What inspired that rant? Did someone make a pass at her? Was she in love with someone? We’ll never know, and the next entry comes after another three weeks or so and starts like this:
Tore that last thing out. It was worthy of me all right; but not worthy of what I ought to be.
And then she’s writing of Léon Bloy, and Charles Péguy, and how it was god who sent her wandering through the stacks at the library where she first encountered their bracing religious fervor, and how despite herself and their divine inspiration she remains unable to transcend Original Sin.
But to me she sounds tired. Tired of fighting and seeking, tired of waiting for grace.
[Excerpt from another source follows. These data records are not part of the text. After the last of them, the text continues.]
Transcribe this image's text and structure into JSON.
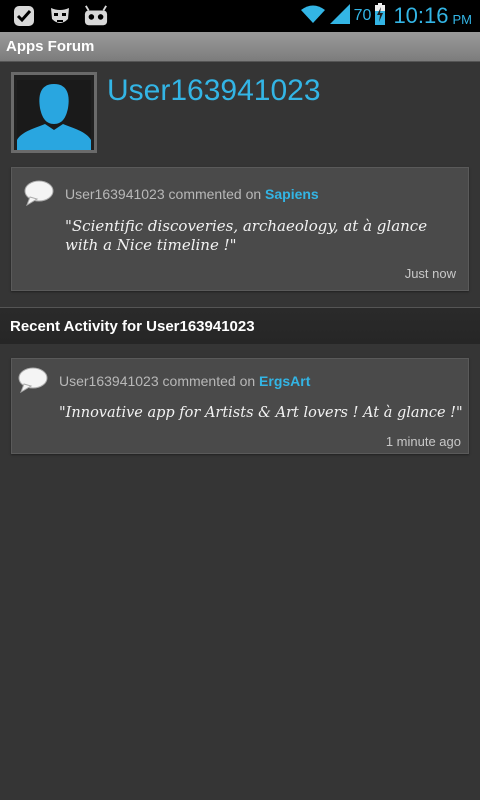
{
  "status_bar": {
    "battery": "70",
    "time": "10:16",
    "ampm": "PM",
    "accent": "#33b5e5",
    "icons": [
      "check-notification-icon",
      "mask-icon",
      "robot-icon",
      "wifi-icon",
      "signal-icon",
      "battery-charging-icon"
    ]
  },
  "action_bar": {
    "title": "Apps Forum"
  },
  "profile": {
    "username": "User163941023",
    "latest": {
      "user": "User163941023",
      "verb": " commented on ",
      "app": "Sapiens",
      "quote": "\"Scientific discoveries, archaeology, at à glance with a Nice timeline !\"",
      "time": "Just now"
    }
  },
  "recent": {
    "header": "Recent Activity for User163941023",
    "items": [
      {
        "user": "User163941023",
        "verb": " commented on ",
        "app": "ErgsArt",
        "quote": "\"Innovative app for Artists & Art lovers ! At à glance !\"",
        "time": "1 minute ago"
      }
    ]
  }
}
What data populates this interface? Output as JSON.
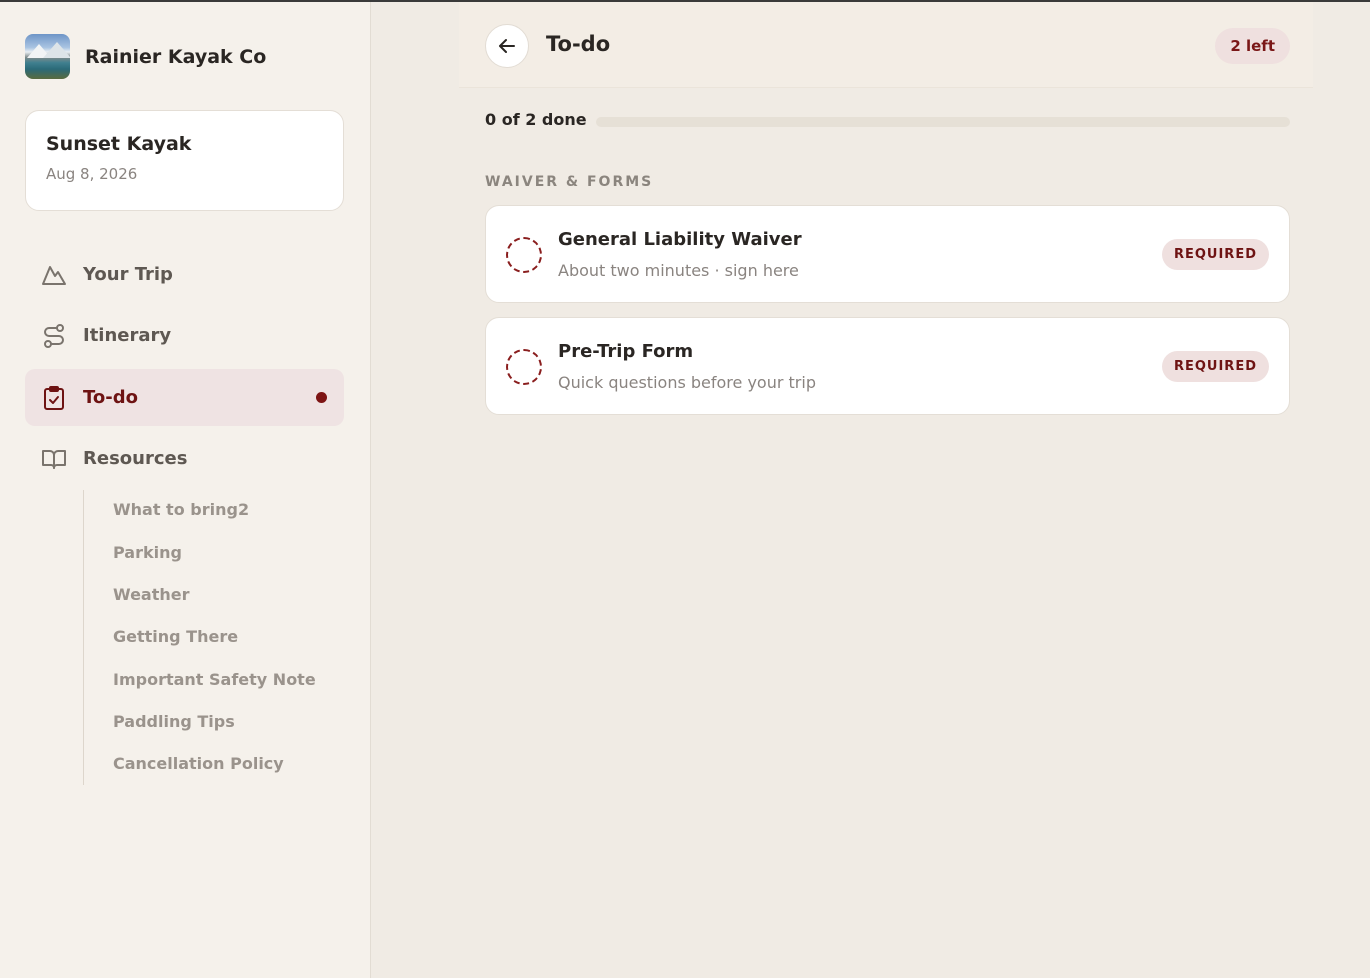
{
  "brand": {
    "name": "Rainier Kayak Co"
  },
  "trip": {
    "name": "Sunset Kayak",
    "date": "Aug 8, 2026"
  },
  "nav": {
    "items": [
      {
        "label": "Your Trip",
        "icon": "mountain-icon"
      },
      {
        "label": "Itinerary",
        "icon": "route-icon"
      },
      {
        "label": "To-do",
        "icon": "clipboard-check-icon",
        "active": true,
        "has_alert_dot": true
      },
      {
        "label": "Resources",
        "icon": "book-open-icon"
      }
    ],
    "resources": [
      "What to bring2",
      "Parking",
      "Weather",
      "Getting There",
      "Important Safety Note",
      "Paddling Tips",
      "Cancellation Policy"
    ]
  },
  "header": {
    "title": "To-do",
    "remaining_badge": "2 left",
    "back_icon": "arrow-left-icon"
  },
  "progress": {
    "label": "0 of 2 done",
    "completed": 0,
    "total": 2
  },
  "section": {
    "title": "WAIVER & FORMS"
  },
  "tasks": [
    {
      "title": "General Liability Waiver",
      "subtitle": "About two minutes · sign here",
      "badge": "REQUIRED",
      "done": false
    },
    {
      "title": "Pre-Trip Form",
      "subtitle": "Quick questions before your trip",
      "badge": "REQUIRED",
      "done": false
    }
  ],
  "colors": {
    "accent": "#7d1414",
    "accent_bg": "#efe0df",
    "sidebar_bg": "#f5f1eb",
    "page_bg": "#f0ebe4"
  }
}
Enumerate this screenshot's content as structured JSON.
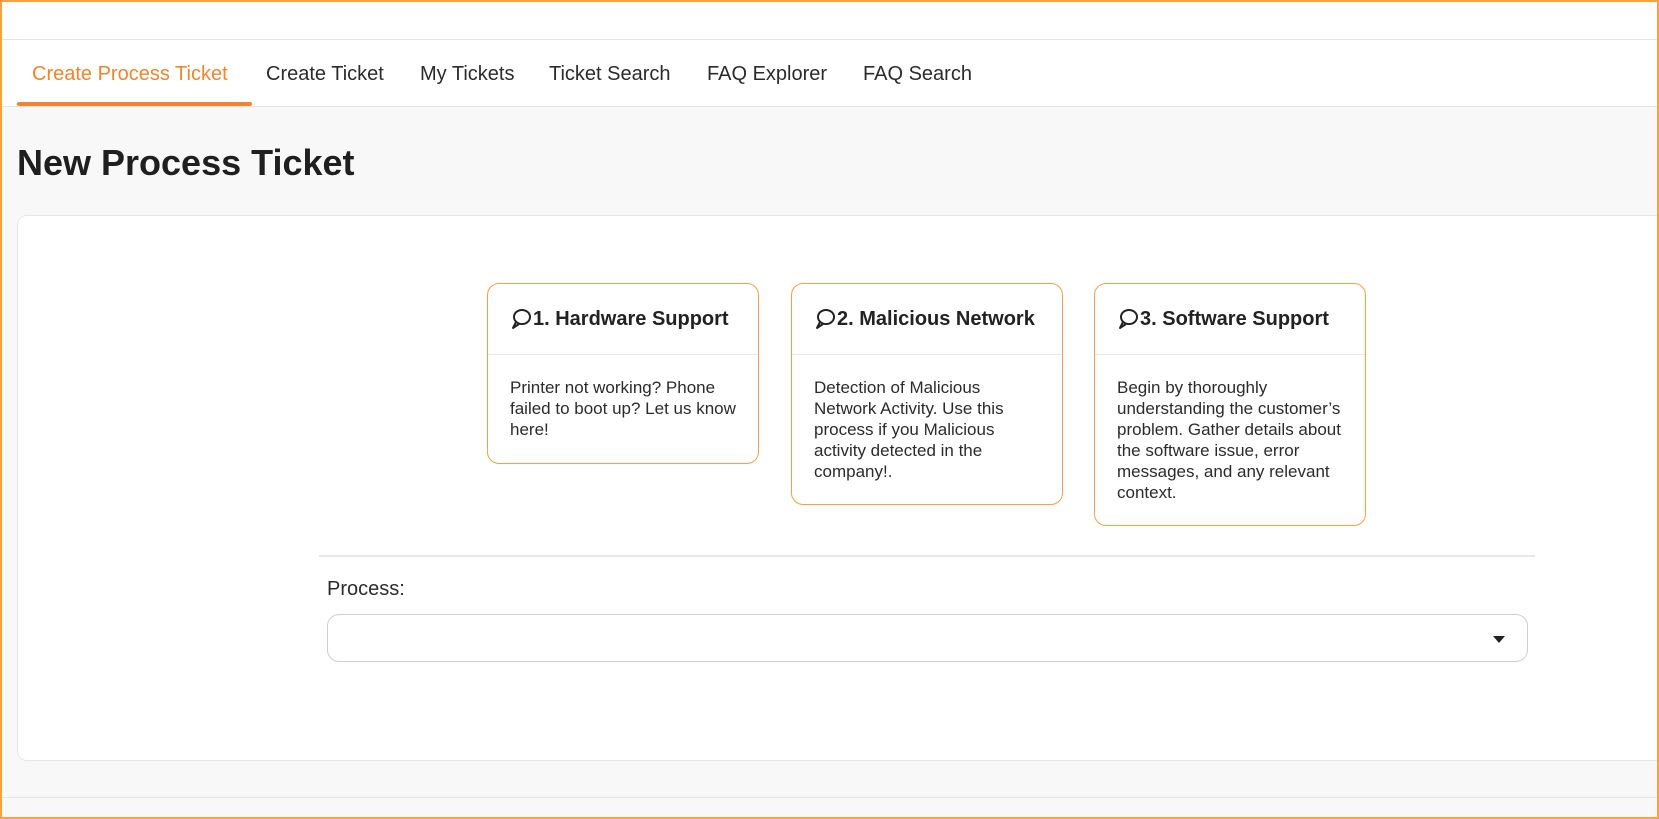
{
  "nav": {
    "tabs": [
      {
        "label": "Create Process Ticket",
        "active": true
      },
      {
        "label": "Create Ticket",
        "active": false
      },
      {
        "label": "My Tickets",
        "active": false
      },
      {
        "label": "Ticket Search",
        "active": false
      },
      {
        "label": "FAQ Explorer",
        "active": false
      },
      {
        "label": "FAQ Search",
        "active": false
      }
    ]
  },
  "main": {
    "title": "New Process Ticket",
    "cards": [
      {
        "icon": "chat-bubble-icon",
        "title": "1. Hardware Support",
        "description": "Printer not working? Phone failed to boot up? Let us know here!"
      },
      {
        "icon": "chat-bubble-icon",
        "title": "2. Malicious Network",
        "description": "Detection of Malicious Network Activity. Use this process if you Malicious activity detected in the company!."
      },
      {
        "icon": "chat-bubble-icon",
        "title": "3. Software Support",
        "description": "Begin by thoroughly understanding the customer’s problem. Gather details about the software issue, error messages, and any relevant context."
      }
    ],
    "process": {
      "label": "Process:",
      "selected": ""
    }
  },
  "colors": {
    "accent": "#f2842c",
    "card_border": "#f7a13f",
    "frame_border": "#f7a13f",
    "background": "#f8f8f8"
  }
}
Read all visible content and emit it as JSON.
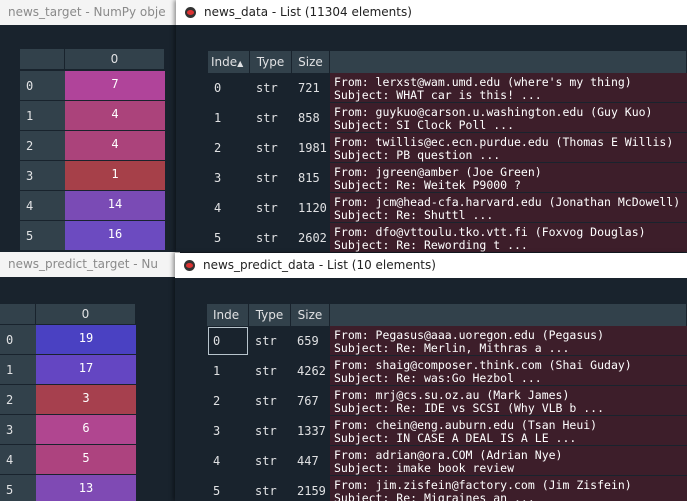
{
  "back_top": {
    "title": "news_target - NumPy obje",
    "column": "0",
    "rows": [
      {
        "index": "0",
        "value": "7",
        "color": "#b0449a"
      },
      {
        "index": "1",
        "value": "4",
        "color": "#ab437b"
      },
      {
        "index": "2",
        "value": "4",
        "color": "#ab437b"
      },
      {
        "index": "3",
        "value": "1",
        "color": "#a64049"
      },
      {
        "index": "4",
        "value": "14",
        "color": "#7a4bb5"
      },
      {
        "index": "5",
        "value": "16",
        "color": "#6c4bc0"
      }
    ]
  },
  "front_top": {
    "title": "news_data - List (11304 elements)",
    "headers": {
      "index": "Inde",
      "type": "Type",
      "size": "Size"
    },
    "rows": [
      {
        "index": "0",
        "type": "str",
        "size": "721",
        "line1": "From: lerxst@wam.umd.edu (where's my thing)",
        "line2": "Subject: WHAT car is this! ..."
      },
      {
        "index": "1",
        "type": "str",
        "size": "858",
        "line1": "From: guykuo@carson.u.washington.edu (Guy Kuo)",
        "line2": "Subject: SI Clock Poll ..."
      },
      {
        "index": "2",
        "type": "str",
        "size": "1981",
        "line1": "From: twillis@ec.ecn.purdue.edu (Thomas E Willis)",
        "line2": "Subject: PB question ..."
      },
      {
        "index": "3",
        "type": "str",
        "size": "815",
        "line1": "From: jgreen@amber (Joe Green)",
        "line2": "Subject: Re: Weitek P9000 ?"
      },
      {
        "index": "4",
        "type": "str",
        "size": "1120",
        "line1": "From: jcm@head-cfa.harvard.edu (Jonathan McDowell)",
        "line2": "Subject: Re: Shuttl ..."
      },
      {
        "index": "5",
        "type": "str",
        "size": "2602",
        "line1": "From: dfo@vttoulu.tko.vtt.fi (Foxvog Douglas)",
        "line2": "Subject: Re: Rewording t ..."
      }
    ]
  },
  "back_bottom": {
    "title": "news_predict_target - Nu",
    "column": "0",
    "rows": [
      {
        "index": "0",
        "value": "19",
        "color": "#4a41c2"
      },
      {
        "index": "1",
        "value": "17",
        "color": "#6446c2"
      },
      {
        "index": "2",
        "value": "3",
        "color": "#a6404e"
      },
      {
        "index": "3",
        "value": "6",
        "color": "#b04690"
      },
      {
        "index": "4",
        "value": "5",
        "color": "#ad437f"
      },
      {
        "index": "5",
        "value": "13",
        "color": "#7f4ab4"
      }
    ]
  },
  "front_bottom": {
    "title": "news_predict_data - List (10 elements)",
    "headers": {
      "index": "Inde",
      "type": "Type",
      "size": "Size"
    },
    "rows": [
      {
        "index": "0",
        "type": "str",
        "size": "659",
        "line1": "From: Pegasus@aaa.uoregon.edu (Pegasus)",
        "line2": "Subject: Re: Merlin, Mithras a ..."
      },
      {
        "index": "1",
        "type": "str",
        "size": "4262",
        "line1": "From: shaig@composer.think.com (Shai Guday)",
        "line2": "Subject: Re: was:Go Hezbol ..."
      },
      {
        "index": "2",
        "type": "str",
        "size": "767",
        "line1": "From: mrj@cs.su.oz.au (Mark James)",
        "line2": "Subject: Re: IDE vs SCSI (Why VLB b ..."
      },
      {
        "index": "3",
        "type": "str",
        "size": "1337",
        "line1": "From: chein@eng.auburn.edu (Tsan Heui)",
        "line2": "Subject: IN CASE A DEAL IS A LE ..."
      },
      {
        "index": "4",
        "type": "str",
        "size": "447",
        "line1": "From: adrian@ora.COM (Adrian Nye)",
        "line2": "Subject: imake book review"
      },
      {
        "index": "5",
        "type": "str",
        "size": "2159",
        "line1": "From: jim.zisfein@factory.com (Jim Zisfein)",
        "line2": "Subject: Re: Migraines an ..."
      }
    ]
  }
}
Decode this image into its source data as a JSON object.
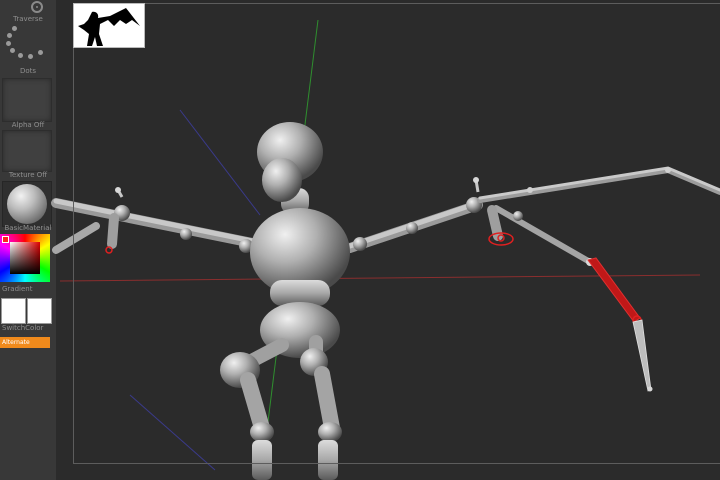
{
  "palette": {
    "traverse_label": "Traverse",
    "dots_label": "Dots",
    "alpha_label": "Alpha Off",
    "texture_label": "Texture Off",
    "material_label": "BasicMaterial",
    "gradient_label": "Gradient",
    "switch_color_label": "SwitchColor",
    "alternate_label": "Alternate"
  },
  "colors": {
    "background": "#2b2b2b",
    "palette_bg": "#383838",
    "accent_orange": "#f08a1c",
    "bone_red": "#e02020",
    "axis_green": "#2f8f2f",
    "axis_red": "#8a2e2e",
    "axis_blue": "#3a3a8a",
    "mesh_gray": "#b8b8b8"
  }
}
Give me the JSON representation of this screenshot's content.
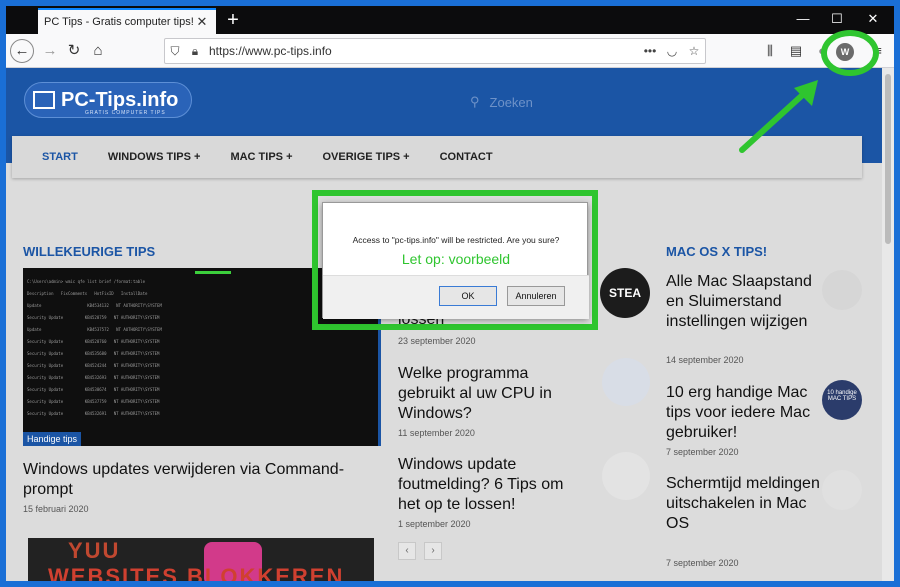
{
  "browser": {
    "tab": {
      "title": "PC Tips - Gratis computer tips! - PC",
      "close": "✕"
    },
    "new_tab": "+",
    "window_controls": {
      "minimize": "—",
      "maximize": "☐",
      "close": "✕"
    },
    "url": "https://www.pc-tips.info",
    "profile_initial": "W",
    "accent": "#0a84ff"
  },
  "site": {
    "logo": "PC-Tips.info",
    "logo_sub": "GRATIS COMPUTER TIPS",
    "search_placeholder": "Zoeken",
    "menu": [
      {
        "label": "START"
      },
      {
        "label": "WINDOWS TIPS +"
      },
      {
        "label": "MAC TIPS +"
      },
      {
        "label": "OVERIGE TIPS +"
      },
      {
        "label": "CONTACT"
      }
    ],
    "brand_color": "#1b55a5"
  },
  "left": {
    "heading": "WILLEKEURIGE TIPS",
    "hero_tag": "Handige tips",
    "hero_title": "Windows updates verwijderen via Command-prompt",
    "hero_date": "15 februari 2020",
    "bottom_text_1": "YUU",
    "bottom_text_2": "WEBSITES BLOKKEREN"
  },
  "middle": {
    "partial_title": "lossen",
    "partial_date": "23 september 2020",
    "steam_label": "STEA",
    "items": [
      {
        "title": "Welke programma gebruikt al uw CPU in Windows?",
        "date": "11 september 2020"
      },
      {
        "title": "Windows update foutmelding? 6 Tips om het op te lossen!",
        "date": "1 september 2020"
      }
    ],
    "pager_prev": "‹",
    "pager_next": "›"
  },
  "right": {
    "heading": "MAC OS X TIPS!",
    "items": [
      {
        "title": "Alle Mac Slaapstand en Sluimerstand instellingen wijzigen",
        "date": "14 september 2020"
      },
      {
        "title": "10 erg handige Mac tips voor iedere Mac gebruiker!",
        "date": "7 september 2020"
      },
      {
        "title": "Schermtijd meldingen uitschakelen in Mac OS",
        "date": "7 september 2020"
      }
    ],
    "thumb_text": "10 handige MAC TIPS"
  },
  "dialog": {
    "message": "Access to \"pc-tips.info\" will be restricted. Are you sure?",
    "note": "Let op: voorbeeld",
    "ok": "OK",
    "cancel": "Annuleren",
    "highlight_color": "#2fc52f"
  }
}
She doesn’t write again for another four months. And then she goes on a tear, five days straight. Here are a few excerpts:
9/22 – Too weak to pray for suffering [,] too weak to even get out a prayer for anything much except trifles. I don’t want to be doomed to mediocrity in my feelings for Christ. I want to feel. I want to love.
9/23 – Dear Lord, please make me want you. It would be the greatest bliss. Not just to want You when I think about You but to want you all the time, to think about You all the time, to have the want driving in me, to have it like a cancer in me. It would kill me like a cancer and that would be the Fulfillment.
9/24 – But I am one of the weak. I am so weak that God has given me everything, all the tools, instructions for their use, even a good brain to use them with, a creative brain to make them immediate for others. God is feeding me and what I’m praying for is an appetite.
9/25 – What I am asking for is really very ridiculous. Oh Lord, I am saying, at present I am a cheese, make me a mystic, immediately. But then God can do that – make mystics out of cheeses. But why should he do it for an ingrate slothful & dirty creature like me.
9/26 – My thoughts are so far away from God…Today I proved myself a glutton – for Scotch oatmeal cookies and erotic thought. There is nothing left to say of me.
And that Balthusian image is where the journal comes to a dead halt.
The image of a young woman despairing so absolutely as only someone young can, and despairing over finally indulging herself in being a young woman, a human being, and not just a faltering instrument of devotion, and eating cookies and having erotic thoughts instead of twisting herself into knots trying to be worthy of her distant, moon-like god – that image lingers, and it stings. I want to yell back through time to her: Eat more cookies! Have more erotic thoughts! Get out of your chair and your head and let yourself live. And try not to worry so much about your writing. You’ll get there. And people all over the world are going to love your work, you’ll see.
Flannery O’Connor died of lupus at the age of 39.